So, now we focus on Lighthouse in addition to PageSpeed Insights. PageSpeed Insights already used Lighthouse information, but now we’re getting much, much more detailed. So, this algorithm update seems to be taking everything we learned in PageSpeed Insights and taking it a step further.
How Do I Check How My Website Looks on Google Core Web Vitals?
At MediaSmack, we run Lighthouse using Google Chrome. So, I am going to walk you through how to check your site by using Chrome as your search browser.
- Open up your website. Anywhere on the page, right click your mouse and click on “Inspect”.
- Click on Lighthouse.
- On the right, decide if you want desktop or mobile. Then, click on Generate Report.
Once you have a report, Lighthouse will make suggestions to you that you can fix on your website. Keep in mind that these are only suggestions; you have to choose whether you can or even want to make a change. For example, jquery slows down sites. But, we have some useful things on our site that use jquery and I am not willing to give up those things.
How Do I Fix Issues On My Website?
Really, to make these kinds of changes, you need a website developer to help you. Fortunately for me, I have a website design team that works on our projects, so they can understand the nuances much better than I can. But, in working with my Website Planner Greg Sanders, he did a lot of testing and here are a few things that we changed/tweaked on our sites:
- I am going to assume you already have a responsive website design. A responsive web design does differ from a mobile-dedicated website.
- YouTube drastically slows down websites. Greg found that self-hosted videos were much faster. So, we decreased the number of YouTube videos we featured on a particular page of our website. But, frankly, I am not willing to drop YouTube completely. Thus, I am willing to sacrifice our scores a little to keep the videos when they are relevant. (Interestingly, Google also owns YouTube, so you’d think they’d figure this out, too, and create a workaround… maybe?)
- Images are a big drag on speed. The bigger they are, the slower they are. We are using a paid plugin to use a more modern image format (WebP) to cut the size by (roughly) 25%. That’s a relatively easy fix.
- Recaptcha is slowing down on our site, particularly on mobile. We’re having to weigh that against getting a ton of spam via the forms on our site. I can’t get rid of spam prevention methods completely. However, we are testing newer options.

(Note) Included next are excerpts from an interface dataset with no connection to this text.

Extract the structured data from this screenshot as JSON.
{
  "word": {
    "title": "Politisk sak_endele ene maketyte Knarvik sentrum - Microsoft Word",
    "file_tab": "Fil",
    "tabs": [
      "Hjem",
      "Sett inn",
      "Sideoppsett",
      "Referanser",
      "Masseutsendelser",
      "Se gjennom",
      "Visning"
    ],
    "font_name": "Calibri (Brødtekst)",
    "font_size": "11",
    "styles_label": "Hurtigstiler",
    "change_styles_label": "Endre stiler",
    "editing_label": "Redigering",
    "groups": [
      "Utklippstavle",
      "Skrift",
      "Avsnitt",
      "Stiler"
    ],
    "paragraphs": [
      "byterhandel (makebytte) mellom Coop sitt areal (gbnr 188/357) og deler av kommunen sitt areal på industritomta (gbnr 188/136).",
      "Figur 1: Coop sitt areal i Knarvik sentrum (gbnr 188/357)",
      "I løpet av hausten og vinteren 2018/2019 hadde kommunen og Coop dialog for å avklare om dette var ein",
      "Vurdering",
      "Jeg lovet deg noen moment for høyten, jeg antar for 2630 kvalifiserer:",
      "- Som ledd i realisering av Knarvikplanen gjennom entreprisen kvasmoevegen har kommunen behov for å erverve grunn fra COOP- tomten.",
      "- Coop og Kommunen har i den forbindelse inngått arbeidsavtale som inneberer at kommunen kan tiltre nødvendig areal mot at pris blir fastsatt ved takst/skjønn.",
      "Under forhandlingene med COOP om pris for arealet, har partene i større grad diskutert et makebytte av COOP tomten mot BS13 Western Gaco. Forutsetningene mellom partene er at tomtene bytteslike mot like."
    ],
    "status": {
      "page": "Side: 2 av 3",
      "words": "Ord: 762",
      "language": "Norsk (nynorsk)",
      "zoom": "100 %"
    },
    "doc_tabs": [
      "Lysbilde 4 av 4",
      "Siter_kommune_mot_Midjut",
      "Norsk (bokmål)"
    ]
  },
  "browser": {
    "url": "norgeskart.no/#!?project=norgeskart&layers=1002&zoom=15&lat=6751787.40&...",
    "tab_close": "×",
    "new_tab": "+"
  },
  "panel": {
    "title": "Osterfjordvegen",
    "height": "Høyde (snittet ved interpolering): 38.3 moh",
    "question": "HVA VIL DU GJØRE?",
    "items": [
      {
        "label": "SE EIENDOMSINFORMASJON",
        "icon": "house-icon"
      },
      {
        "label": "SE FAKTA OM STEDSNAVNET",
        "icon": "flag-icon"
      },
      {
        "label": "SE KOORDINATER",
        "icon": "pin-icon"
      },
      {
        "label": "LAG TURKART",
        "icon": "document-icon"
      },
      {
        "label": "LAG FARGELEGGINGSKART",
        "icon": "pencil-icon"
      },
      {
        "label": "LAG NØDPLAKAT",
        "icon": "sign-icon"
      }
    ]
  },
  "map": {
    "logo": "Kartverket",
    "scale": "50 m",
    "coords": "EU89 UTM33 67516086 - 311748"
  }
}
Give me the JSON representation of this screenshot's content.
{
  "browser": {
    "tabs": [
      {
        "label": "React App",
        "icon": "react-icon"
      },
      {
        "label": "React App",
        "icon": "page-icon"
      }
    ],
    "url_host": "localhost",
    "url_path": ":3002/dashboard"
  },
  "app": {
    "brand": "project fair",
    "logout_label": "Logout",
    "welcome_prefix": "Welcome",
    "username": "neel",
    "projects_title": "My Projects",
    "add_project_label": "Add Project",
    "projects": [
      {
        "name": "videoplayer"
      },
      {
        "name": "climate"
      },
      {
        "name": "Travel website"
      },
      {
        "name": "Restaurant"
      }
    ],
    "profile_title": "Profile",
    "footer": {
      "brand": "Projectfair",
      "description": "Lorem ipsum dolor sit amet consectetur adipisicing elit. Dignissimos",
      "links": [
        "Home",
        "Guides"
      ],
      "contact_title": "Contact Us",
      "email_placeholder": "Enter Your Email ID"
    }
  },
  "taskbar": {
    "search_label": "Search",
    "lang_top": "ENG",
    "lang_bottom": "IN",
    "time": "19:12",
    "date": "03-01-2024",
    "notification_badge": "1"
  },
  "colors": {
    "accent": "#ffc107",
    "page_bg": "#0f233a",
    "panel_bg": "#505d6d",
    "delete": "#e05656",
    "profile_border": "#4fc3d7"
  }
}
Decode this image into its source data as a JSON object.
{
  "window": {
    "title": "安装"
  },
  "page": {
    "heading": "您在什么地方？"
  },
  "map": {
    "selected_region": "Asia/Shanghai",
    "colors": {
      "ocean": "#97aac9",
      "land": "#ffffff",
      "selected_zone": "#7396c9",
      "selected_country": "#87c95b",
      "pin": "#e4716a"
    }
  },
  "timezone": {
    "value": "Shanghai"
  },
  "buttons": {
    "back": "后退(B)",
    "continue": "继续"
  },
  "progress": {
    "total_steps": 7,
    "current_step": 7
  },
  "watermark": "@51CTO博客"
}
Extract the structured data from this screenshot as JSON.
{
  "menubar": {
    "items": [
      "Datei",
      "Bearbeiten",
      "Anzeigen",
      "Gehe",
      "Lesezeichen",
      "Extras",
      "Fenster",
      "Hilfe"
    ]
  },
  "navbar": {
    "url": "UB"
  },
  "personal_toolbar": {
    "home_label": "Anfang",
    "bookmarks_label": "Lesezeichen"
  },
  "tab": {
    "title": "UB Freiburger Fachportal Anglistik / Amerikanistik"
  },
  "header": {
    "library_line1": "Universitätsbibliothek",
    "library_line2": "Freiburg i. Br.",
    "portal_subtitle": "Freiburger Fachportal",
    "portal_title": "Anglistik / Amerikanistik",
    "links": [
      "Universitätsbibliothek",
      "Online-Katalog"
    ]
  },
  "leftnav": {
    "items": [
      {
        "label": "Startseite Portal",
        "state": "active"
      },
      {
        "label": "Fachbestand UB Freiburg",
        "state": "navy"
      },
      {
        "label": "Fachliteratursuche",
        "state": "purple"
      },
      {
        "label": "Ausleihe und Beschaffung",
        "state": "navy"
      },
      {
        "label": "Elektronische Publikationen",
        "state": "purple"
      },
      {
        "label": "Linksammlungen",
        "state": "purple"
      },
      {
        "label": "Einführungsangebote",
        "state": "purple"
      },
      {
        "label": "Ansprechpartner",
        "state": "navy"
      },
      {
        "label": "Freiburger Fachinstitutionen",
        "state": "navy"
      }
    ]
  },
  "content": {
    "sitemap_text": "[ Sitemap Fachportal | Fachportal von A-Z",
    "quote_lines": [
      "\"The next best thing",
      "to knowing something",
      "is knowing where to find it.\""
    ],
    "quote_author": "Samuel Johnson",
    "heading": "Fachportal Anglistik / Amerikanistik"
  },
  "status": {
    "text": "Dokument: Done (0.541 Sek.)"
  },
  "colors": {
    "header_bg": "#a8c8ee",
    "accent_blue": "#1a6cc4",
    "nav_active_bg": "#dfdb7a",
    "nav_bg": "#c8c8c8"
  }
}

- jQuery slows your site down, period. But, there are many website tools that use it. You have to check each one to see if there are any necessary dependencies. You may trade off a higher score to have better functionality.
- We use a lot of Analytics tracking programs via our Google Tag Manager (GTM) containers. These include Google Analytics, HotJar, Facebook Pixel, etc. Again, on this one, I need these. So, I am willing to make a score sacrifice to keep them. But, we are auditing our GTM containers to see if there’s anything that is extraneous. And, we do recommend using GTM containers to pull this, rather than hard coding each code onto your site individually.
Google Algorithm Update 2021: Core Web Vitals Coming Soon to Websites Near You
My website development team regularly makes changes to our client websites to accommodate google algorithm updates. We audit our sites using various tools, including PageSpeed Insights and Lighthouse. Internally, my SEO team uses Agency Analytics as our Google page rank tracker. (Side note: But, really, any SEO keyword rank tracker can work for you.) We will continue to track Google rank closely in May, as well as watching Google Analytics and Google Search Console traffic. So, I think we’re ready for the rollout. Are you? If you need help, please give me a call at (888) 530-2935 and let’s see what we can do to help you.